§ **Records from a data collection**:
::::::::
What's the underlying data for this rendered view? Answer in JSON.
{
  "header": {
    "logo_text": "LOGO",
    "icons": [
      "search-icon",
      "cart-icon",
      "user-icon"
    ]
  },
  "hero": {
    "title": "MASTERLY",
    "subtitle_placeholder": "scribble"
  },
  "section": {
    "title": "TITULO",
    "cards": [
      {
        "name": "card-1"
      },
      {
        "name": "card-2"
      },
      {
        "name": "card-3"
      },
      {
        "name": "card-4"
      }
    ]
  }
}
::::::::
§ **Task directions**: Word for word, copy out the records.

§ **Written answer**:
What's the underlying data for this rendered view? Answer in JSON.
{
  "header": {
    "logo_text": "LOGO",
    "icons": [
      "search-icon",
      "cart-icon",
      "user-icon"
    ]
  },
  "hero": {
    "title": "MASTERLY",
    "subtitle_placeholder": "scribble"
  },
  "section": {
    "title": "TITULO",
    "cards": [
      {
        "name": "card-1"
      },
      {
        "name": "card-2"
      },
      {
        "name": "card-3"
      },
      {
        "name": "card-4"
      }
    ]
  }
}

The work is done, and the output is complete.